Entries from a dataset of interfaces
[Start of Attachment]

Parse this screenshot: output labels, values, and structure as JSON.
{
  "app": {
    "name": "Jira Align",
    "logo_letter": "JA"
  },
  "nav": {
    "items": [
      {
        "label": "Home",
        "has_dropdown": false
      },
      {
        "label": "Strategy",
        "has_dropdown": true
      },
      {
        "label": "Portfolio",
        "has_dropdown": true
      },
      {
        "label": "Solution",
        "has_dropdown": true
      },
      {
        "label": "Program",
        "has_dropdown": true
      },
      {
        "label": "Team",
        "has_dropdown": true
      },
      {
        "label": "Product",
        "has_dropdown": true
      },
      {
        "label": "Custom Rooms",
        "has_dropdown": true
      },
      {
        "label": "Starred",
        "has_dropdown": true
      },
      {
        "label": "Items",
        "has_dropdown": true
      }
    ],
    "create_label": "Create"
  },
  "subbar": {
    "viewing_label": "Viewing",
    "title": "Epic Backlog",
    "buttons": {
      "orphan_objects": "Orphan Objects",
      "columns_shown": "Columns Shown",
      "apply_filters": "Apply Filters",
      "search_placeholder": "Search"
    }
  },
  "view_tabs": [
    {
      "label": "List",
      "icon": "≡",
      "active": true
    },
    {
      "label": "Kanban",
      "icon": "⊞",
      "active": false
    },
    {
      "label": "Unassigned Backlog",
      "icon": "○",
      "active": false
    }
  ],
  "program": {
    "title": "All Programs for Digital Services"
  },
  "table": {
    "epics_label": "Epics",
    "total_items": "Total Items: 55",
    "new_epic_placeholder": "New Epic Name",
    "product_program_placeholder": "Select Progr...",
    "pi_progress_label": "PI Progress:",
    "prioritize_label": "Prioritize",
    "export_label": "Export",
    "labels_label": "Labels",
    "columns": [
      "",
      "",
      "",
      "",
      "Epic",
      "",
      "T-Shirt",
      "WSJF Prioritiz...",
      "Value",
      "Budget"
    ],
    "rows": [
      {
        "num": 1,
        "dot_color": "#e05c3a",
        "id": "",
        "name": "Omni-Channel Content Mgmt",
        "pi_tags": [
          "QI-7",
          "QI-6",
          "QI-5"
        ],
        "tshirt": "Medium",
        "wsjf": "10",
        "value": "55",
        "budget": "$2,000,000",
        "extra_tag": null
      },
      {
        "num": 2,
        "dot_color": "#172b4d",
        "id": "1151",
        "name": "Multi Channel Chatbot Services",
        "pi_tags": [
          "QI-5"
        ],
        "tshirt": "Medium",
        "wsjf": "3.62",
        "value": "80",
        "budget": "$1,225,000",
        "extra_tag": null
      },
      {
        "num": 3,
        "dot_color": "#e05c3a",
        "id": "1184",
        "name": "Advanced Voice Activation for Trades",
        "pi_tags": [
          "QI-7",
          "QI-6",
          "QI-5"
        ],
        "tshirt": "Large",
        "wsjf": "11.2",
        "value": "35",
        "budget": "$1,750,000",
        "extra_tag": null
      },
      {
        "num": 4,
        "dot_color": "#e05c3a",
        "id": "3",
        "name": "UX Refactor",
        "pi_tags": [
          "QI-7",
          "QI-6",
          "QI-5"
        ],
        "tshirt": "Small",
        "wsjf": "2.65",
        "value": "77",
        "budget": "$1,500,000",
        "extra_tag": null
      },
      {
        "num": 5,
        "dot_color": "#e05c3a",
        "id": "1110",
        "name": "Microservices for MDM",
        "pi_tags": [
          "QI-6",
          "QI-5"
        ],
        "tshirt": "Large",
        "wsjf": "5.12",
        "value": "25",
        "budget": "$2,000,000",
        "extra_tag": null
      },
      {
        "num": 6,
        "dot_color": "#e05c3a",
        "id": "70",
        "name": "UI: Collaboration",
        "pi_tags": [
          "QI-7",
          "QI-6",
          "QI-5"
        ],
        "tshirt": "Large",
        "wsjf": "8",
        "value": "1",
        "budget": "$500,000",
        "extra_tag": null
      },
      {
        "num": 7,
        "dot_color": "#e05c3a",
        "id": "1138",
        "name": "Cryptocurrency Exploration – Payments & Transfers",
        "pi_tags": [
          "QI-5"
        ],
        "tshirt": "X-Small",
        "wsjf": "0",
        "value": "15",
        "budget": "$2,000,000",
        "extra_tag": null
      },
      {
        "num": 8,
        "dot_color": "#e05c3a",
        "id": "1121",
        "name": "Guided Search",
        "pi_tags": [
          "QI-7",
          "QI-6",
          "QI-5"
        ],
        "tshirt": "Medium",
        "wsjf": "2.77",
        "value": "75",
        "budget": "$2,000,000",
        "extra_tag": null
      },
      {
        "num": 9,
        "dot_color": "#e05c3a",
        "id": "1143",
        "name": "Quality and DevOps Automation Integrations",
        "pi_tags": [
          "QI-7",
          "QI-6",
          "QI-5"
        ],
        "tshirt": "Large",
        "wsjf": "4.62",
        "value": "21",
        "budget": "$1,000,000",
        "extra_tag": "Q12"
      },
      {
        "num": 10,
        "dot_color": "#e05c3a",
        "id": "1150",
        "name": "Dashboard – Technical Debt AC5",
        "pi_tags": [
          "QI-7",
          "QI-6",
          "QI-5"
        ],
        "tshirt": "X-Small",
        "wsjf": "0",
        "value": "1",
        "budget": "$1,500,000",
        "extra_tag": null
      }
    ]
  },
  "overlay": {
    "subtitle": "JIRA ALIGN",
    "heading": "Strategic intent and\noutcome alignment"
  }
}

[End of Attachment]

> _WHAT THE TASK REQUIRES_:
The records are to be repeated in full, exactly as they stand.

> _ANSWER SPACE_:
Parse this screenshot: output labels, values, and structure as JSON.
{
  "app": {
    "name": "Jira Align",
    "logo_letter": "JA"
  },
  "nav": {
    "items": [
      {
        "label": "Home",
        "has_dropdown": false
      },
      {
        "label": "Strategy",
        "has_dropdown": true
      },
      {
        "label": "Portfolio",
        "has_dropdown": true
      },
      {
        "label": "Solution",
        "has_dropdown": true
      },
      {
        "label": "Program",
        "has_dropdown": true
      },
      {
        "label": "Team",
        "has_dropdown": true
      },
      {
        "label": "Product",
        "has_dropdown": true
      },
      {
        "label": "Custom Rooms",
        "has_dropdown": true
      },
      {
        "label": "Starred",
        "has_dropdown": true
      },
      {
        "label": "Items",
        "has_dropdown": true
      }
    ],
    "create_label": "Create"
  },
  "subbar": {
    "viewing_label": "Viewing",
    "title": "Epic Backlog",
    "buttons": {
      "orphan_objects": "Orphan Objects",
      "columns_shown": "Columns Shown",
      "apply_filters": "Apply Filters",
      "search_placeholder": "Search"
    }
  },
  "view_tabs": [
    {
      "label": "List",
      "icon": "≡",
      "active": true
    },
    {
      "label": "Kanban",
      "icon": "⊞",
      "active": false
    },
    {
      "label": "Unassigned Backlog",
      "icon": "○",
      "active": false
    }
  ],
  "program": {
    "title": "All Programs for Digital Services"
  },
  "table": {
    "epics_label": "Epics",
    "total_items": "Total Items: 55",
    "new_epic_placeholder": "New Epic Name",
    "product_program_placeholder": "Select Progr...",
    "pi_progress_label": "PI Progress:",
    "prioritize_label": "Prioritize",
    "export_label": "Export",
    "labels_label": "Labels",
    "columns": [
      "",
      "",
      "",
      "",
      "Epic",
      "",
      "T-Shirt",
      "WSJF Prioritiz...",
      "Value",
      "Budget"
    ],
    "rows": [
      {
        "num": 1,
        "dot_color": "#e05c3a",
        "id": "",
        "name": "Omni-Channel Content Mgmt",
        "pi_tags": [
          "QI-7",
          "QI-6",
          "QI-5"
        ],
        "tshirt": "Medium",
        "wsjf": "10",
        "value": "55",
        "budget": "$2,000,000",
        "extra_tag": null
      },
      {
        "num": 2,
        "dot_color": "#172b4d",
        "id": "1151",
        "name": "Multi Channel Chatbot Services",
        "pi_tags": [
          "QI-5"
        ],
        "tshirt": "Medium",
        "wsjf": "3.62",
        "value": "80",
        "budget": "$1,225,000",
        "extra_tag": null
      },
      {
        "num": 3,
        "dot_color": "#e05c3a",
        "id": "1184",
        "name": "Advanced Voice Activation for Trades",
        "pi_tags": [
          "QI-7",
          "QI-6",
          "QI-5"
        ],
        "tshirt": "Large",
        "wsjf": "11.2",
        "value": "35",
        "budget": "$1,750,000",
        "extra_tag": null
      },
      {
        "num": 4,
        "dot_color": "#e05c3a",
        "id": "3",
        "name": "UX Refactor",
        "pi_tags": [
          "QI-7",
          "QI-6",
          "QI-5"
        ],
        "tshirt": "Small",
        "wsjf": "2.65",
        "value": "77",
        "budget": "$1,500,000",
        "extra_tag": null
      },
      {
        "num": 5,
        "dot_color": "#e05c3a",
        "id": "1110",
        "name": "Microservices for MDM",
        "pi_tags": [
          "QI-6",
          "QI-5"
        ],
        "tshirt": "Large",
        "wsjf": "5.12",
        "value": "25",
        "budget": "$2,000,000",
        "extra_tag": null
      },
      {
        "num": 6,
        "dot_color": "#e05c3a",
        "id": "70",
        "name": "UI: Collaboration",
        "pi_tags": [
          "QI-7",
          "QI-6",
          "QI-5"
        ],
        "tshirt": "Large",
        "wsjf": "8",
        "value": "1",
        "budget": "$500,000",
        "extra_tag": null
      },
      {
        "num": 7,
        "dot_color": "#e05c3a",
        "id": "1138",
        "name": "Cryptocurrency Exploration – Payments & Transfers",
        "pi_tags": [
          "QI-5"
        ],
        "tshirt": "X-Small",
        "wsjf": "0",
        "value": "15",
        "budget": "$2,000,000",
        "extra_tag": null
      },
      {
        "num": 8,
        "dot_color": "#e05c3a",
        "id": "1121",
        "name": "Guided Search",
        "pi_tags": [
          "QI-7",
          "QI-6",
          "QI-5"
        ],
        "tshirt": "Medium",
        "wsjf": "2.77",
        "value": "75",
        "budget": "$2,000,000",
        "extra_tag": null
      },
      {
        "num": 9,
        "dot_color": "#e05c3a",
        "id": "1143",
        "name": "Quality and DevOps Automation Integrations",
        "pi_tags": [
          "QI-7",
          "QI-6",
          "QI-5"
        ],
        "tshirt": "Large",
        "wsjf": "4.62",
        "value": "21",
        "budget": "$1,000,000",
        "extra_tag": "Q12"
      },
      {
        "num": 10,
        "dot_color": "#e05c3a",
        "id": "1150",
        "name": "Dashboard – Technical Debt AC5",
        "pi_tags": [
          "QI-7",
          "QI-6",
          "QI-5"
        ],
        "tshirt": "X-Small",
        "wsjf": "0",
        "value": "1",
        "budget": "$1,500,000",
        "extra_tag": null
      }
    ]
  },
  "overlay": {
    "subtitle": "JIRA ALIGN",
    "heading": "Strategic intent and\noutcome alignment"
  }
}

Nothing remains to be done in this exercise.